Due to urbanisation and an increased access to the outside world, more people are willing to become progressive and receptive to new ideas contrasting to how generations of their ancestors have lived. Though installing panic buttons on mobile phones might lead to greater safety of women and children who can afford one, it still won’t solve the bigger issue. Flipping the very mindset of millions of humans isn’t possible overnight. It is a long and painful process which may take years. Of course, laws need to be made stricter with harsher punishments and penalties. In the meanwhile, it is inevitable to make sure that the future generations are not being broken by any ancient social taboos.

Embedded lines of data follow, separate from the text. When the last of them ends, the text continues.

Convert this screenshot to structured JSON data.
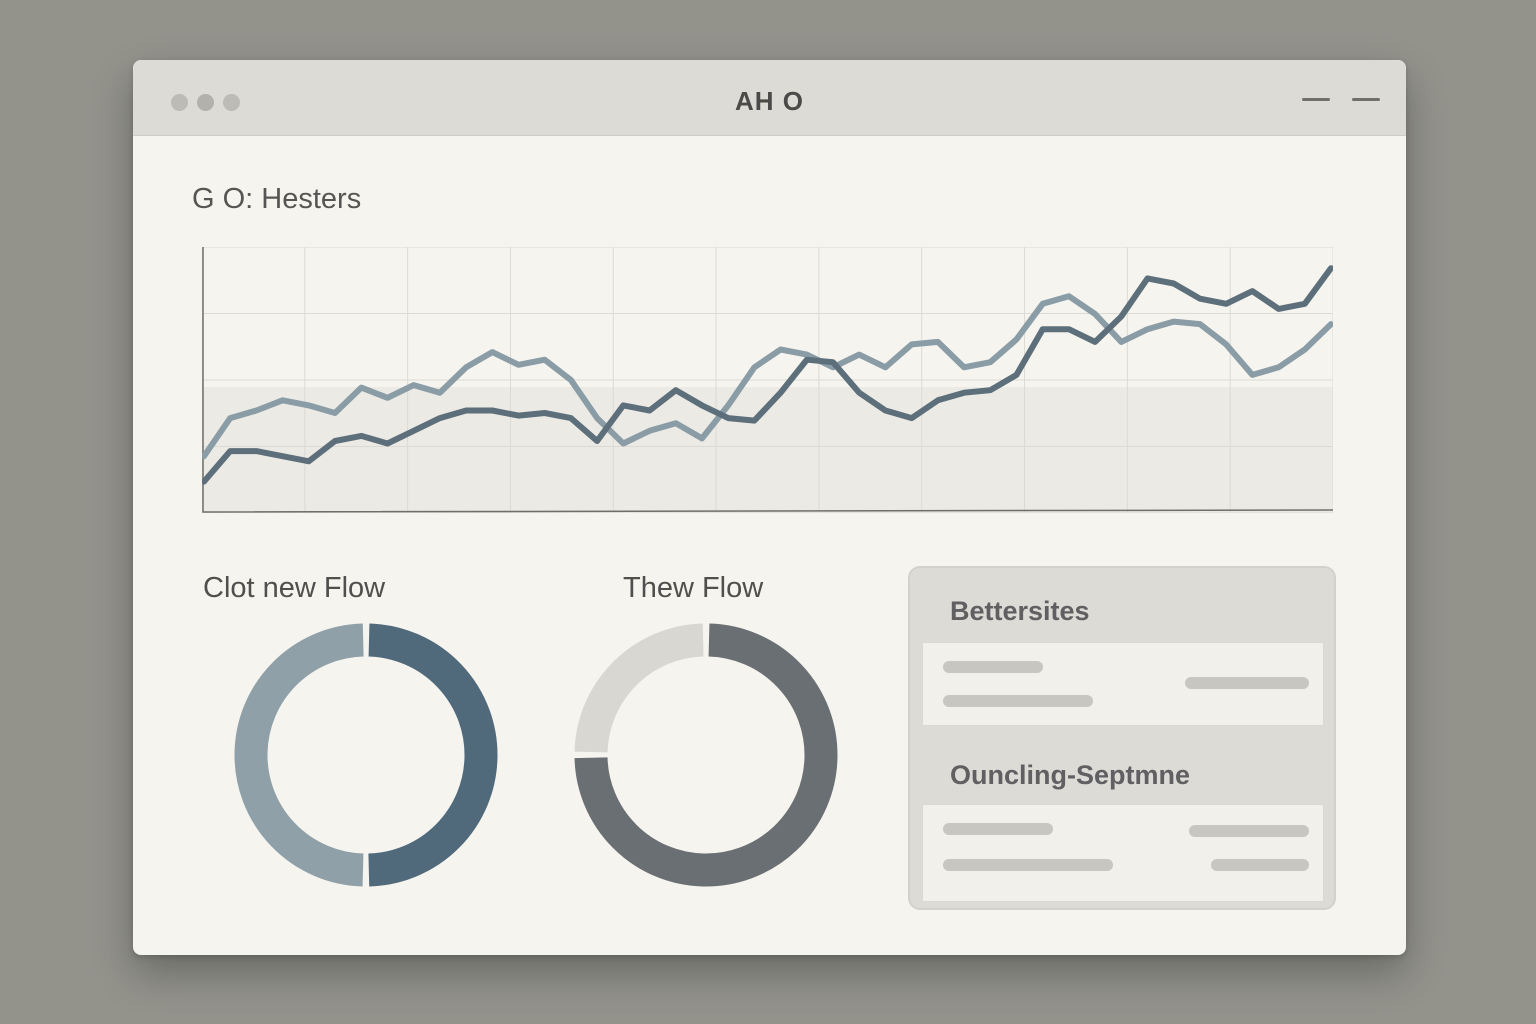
{
  "window": {
    "title": "AH O"
  },
  "main": {
    "section_title": "G O: Hesters",
    "donuts": [
      {
        "label": "Clot new Flow",
        "fraction": 0.5,
        "colors": [
          "#50697b",
          "#8fa0a9"
        ]
      },
      {
        "label": "Thew Flow",
        "fraction": 0.75,
        "colors": [
          "#6a6f73",
          "#d9d7d2"
        ]
      }
    ],
    "panel": {
      "sections": [
        {
          "heading": "Bettersites"
        },
        {
          "heading": "Ouncling-Septmne"
        }
      ]
    }
  },
  "chart_data": {
    "type": "line",
    "title": "",
    "xlabel": "",
    "ylabel": "",
    "grid": true,
    "x": [
      0,
      1,
      2,
      3,
      4,
      5,
      6,
      7,
      8,
      9,
      10,
      11,
      12,
      13,
      14,
      15,
      16,
      17,
      18,
      19,
      20,
      21,
      22,
      23,
      24,
      25,
      26,
      27,
      28,
      29,
      30,
      31,
      32,
      33,
      34,
      35,
      36,
      37,
      38,
      39,
      40,
      41,
      42,
      43
    ],
    "ylim": [
      0,
      100
    ],
    "series": [
      {
        "color": "#8a9ca5",
        "values": [
          20,
          35,
          38,
          42,
          40,
          37,
          47,
          43,
          48,
          45,
          55,
          61,
          56,
          58,
          50,
          35,
          25,
          30,
          33,
          27,
          40,
          55,
          62,
          60,
          55,
          60,
          55,
          64,
          65,
          55,
          57,
          66,
          80,
          83,
          76,
          65,
          70,
          73,
          72,
          64,
          52,
          55,
          62,
          72
        ]
      },
      {
        "color": "#5d6f7a",
        "values": [
          10,
          22,
          22,
          20,
          18,
          26,
          28,
          25,
          30,
          35,
          38,
          38,
          36,
          37,
          35,
          26,
          40,
          38,
          46,
          40,
          35,
          34,
          45,
          58,
          57,
          45,
          38,
          35,
          42,
          45,
          46,
          52,
          70,
          70,
          65,
          75,
          90,
          88,
          82,
          80,
          85,
          78,
          80,
          94
        ]
      }
    ]
  }
}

However, we can’t just keep waiting for the mindset revolution to take over to stop the women and children from being just a missing statistic. While under-registration and under-reporting remain a major problem can we develop a way to curb these. Destitution is another cause as looking for a missing person requires manpower, time and resources, all lacking in the system. Only 40% of the missing children cases get a FIR registration. In association with the authorities, an easy mechanism of reporting can be introduced by outsourcing the filing procedure to trusted bodies just like the passport procedure and leaving only the actual task of finding the culprit up to the policemen.

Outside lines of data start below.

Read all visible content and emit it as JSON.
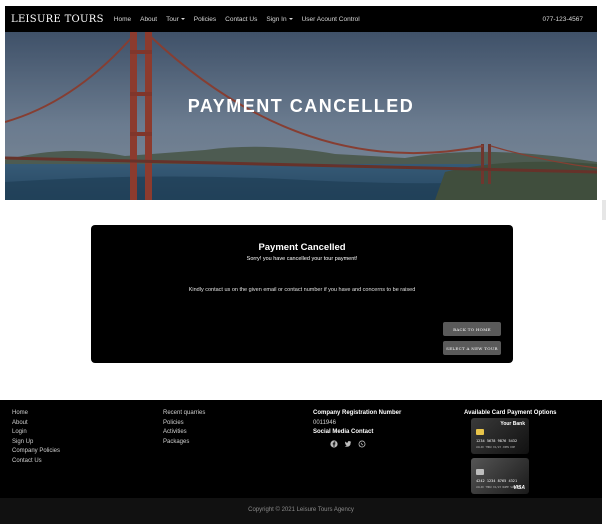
{
  "navbar": {
    "brand": "LEISURE TOURS",
    "items": [
      {
        "label": "Home",
        "dropdown": false
      },
      {
        "label": "About",
        "dropdown": false
      },
      {
        "label": "Tour",
        "dropdown": true
      },
      {
        "label": "Policies",
        "dropdown": false
      },
      {
        "label": "Contact Us",
        "dropdown": false
      },
      {
        "label": "Sign In",
        "dropdown": true
      },
      {
        "label": "User Acount Control",
        "dropdown": false
      }
    ],
    "phone": "077-123-4567"
  },
  "hero": {
    "title": "PAYMENT CANCELLED"
  },
  "card": {
    "title": "Payment Cancelled",
    "subtitle": "Sorry! you have cancelled your tour payment!",
    "message": "Kindly contact us on the given email or contact number if you have and concerns to be raised",
    "back_button": "BACK TO HOME",
    "tour_button": "SELECT A NEW TOUR"
  },
  "footer": {
    "col1": [
      "Home",
      "About",
      "Login",
      "Sign Up",
      "Company Policies",
      "Contact Us"
    ],
    "col2": [
      "Recent quarries",
      "Policies",
      "Activities",
      "Packages"
    ],
    "registration_heading": "Company Registration Number",
    "registration_number": "0011946",
    "social_heading": "Social Media Contact",
    "social_icons": [
      "facebook-icon",
      "twitter-icon",
      "whatsapp-icon"
    ],
    "payment_heading": "Available Card Payment Options",
    "cards": [
      {
        "bank": "Your Bank",
        "number": "1234 5678 9876 5432",
        "small": "VALID THRU 01/23   JOHN DOE"
      },
      {
        "bank": "",
        "number": "4242 1234 8765 4321",
        "small": "VALID THRU 01/23   NAME SURNAME",
        "network": "VISA"
      }
    ],
    "copyright": "Copyright © 2021 Leisure Tours Agency"
  },
  "colors": {
    "navbar_bg": "#000000",
    "card_bg": "#000000",
    "button_bg": "#5a5a5a",
    "footer_bg": "#000000",
    "copyright_bg": "#111111"
  }
}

A system for proper database management at the time of birth of children also needs to be in place. Not having a social identity leads to difficulty in tracing. If registering for a birth certificate and getting a social identity number (like Aadhar) along with it is made less cumbersome, a lot more missing people could be found. Wearables (Belts, rings, bracelets etc.) with a panic alarm or alert button of some sort are already in existence or under development. More of these need to be rolled out and at affordable prices so that if we can’t keep the perpetrators away, we can at least alert the help nearby.

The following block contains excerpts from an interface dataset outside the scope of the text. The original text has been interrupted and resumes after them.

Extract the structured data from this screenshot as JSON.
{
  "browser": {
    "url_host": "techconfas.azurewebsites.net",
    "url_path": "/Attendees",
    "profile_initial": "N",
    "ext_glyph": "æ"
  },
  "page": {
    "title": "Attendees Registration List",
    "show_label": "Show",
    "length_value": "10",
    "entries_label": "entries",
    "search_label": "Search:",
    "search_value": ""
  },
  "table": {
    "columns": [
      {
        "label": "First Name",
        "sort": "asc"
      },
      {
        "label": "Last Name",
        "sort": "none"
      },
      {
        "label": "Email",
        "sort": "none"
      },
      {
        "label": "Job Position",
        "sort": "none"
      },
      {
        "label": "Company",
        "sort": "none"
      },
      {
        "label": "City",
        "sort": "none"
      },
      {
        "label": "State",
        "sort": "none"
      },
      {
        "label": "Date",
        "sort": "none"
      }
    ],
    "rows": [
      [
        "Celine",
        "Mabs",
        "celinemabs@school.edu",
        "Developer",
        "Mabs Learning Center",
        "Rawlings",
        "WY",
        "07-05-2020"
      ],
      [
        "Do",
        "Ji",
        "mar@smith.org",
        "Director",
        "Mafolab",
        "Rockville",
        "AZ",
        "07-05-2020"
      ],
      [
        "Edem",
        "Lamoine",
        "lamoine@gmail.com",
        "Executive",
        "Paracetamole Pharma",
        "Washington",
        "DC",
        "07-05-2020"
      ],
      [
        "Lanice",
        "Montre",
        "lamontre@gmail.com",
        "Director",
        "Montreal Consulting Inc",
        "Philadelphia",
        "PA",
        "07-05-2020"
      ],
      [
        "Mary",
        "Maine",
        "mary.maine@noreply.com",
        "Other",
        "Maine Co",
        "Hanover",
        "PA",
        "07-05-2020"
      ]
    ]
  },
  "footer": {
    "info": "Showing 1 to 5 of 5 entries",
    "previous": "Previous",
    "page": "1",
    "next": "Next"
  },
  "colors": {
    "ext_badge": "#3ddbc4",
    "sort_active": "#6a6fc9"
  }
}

A social initiative that could prove fruitful is teaching women to drive commercially. This could create a lot of employment and empower the women to make their own living instead of depending upon anybody else. This would reduce the number women who go missing due to domestic abuse because they are financially dependent on their abuser and can’t escape. This would also mean that cab hailing companies could employ more female drivers and ensure the safety of women passengers at late hours avoiding unfortunate events that occur in the dark of night.

Children can be taught how to deal with difficult situations with strangers through gamification. Instead of scheduling a separate session to tell your kids to not talk to strangers, a game that tells them so needs to be introduced. It is bound to have a deeper impact if they ‘lose a life’ when they take a candy from a suspicious person. This would however only work in case of children older than 5/6 years of age and with the means to afford the technology. Sex Ed among pre-teens also needs to conducted properly because misinformation often leads to experimentation that might be unsafe. Skipping the reproduction chapter from Biology from the fear of questions from children needs to end. This is definitely an example of the unnecessary sexualization of perfectly natural things. In fact, a standardized kit of some sort can be manufactured and sold to schools that contains models and placards to explain things to them in a better manner.

Infringement of privacy with tracking apps is surely not a long-term vision and cannot be concluded as the permanent solution to avoid incidences of abduction or sexual abuse. However, education and value building are long-term solutions that can only be implemented when the current situation is stalled using the short-term tactics. Therefore, more and more inventions on these lines need to come up to ensure that malicious predators go extinct and the hell on earth is exterminated.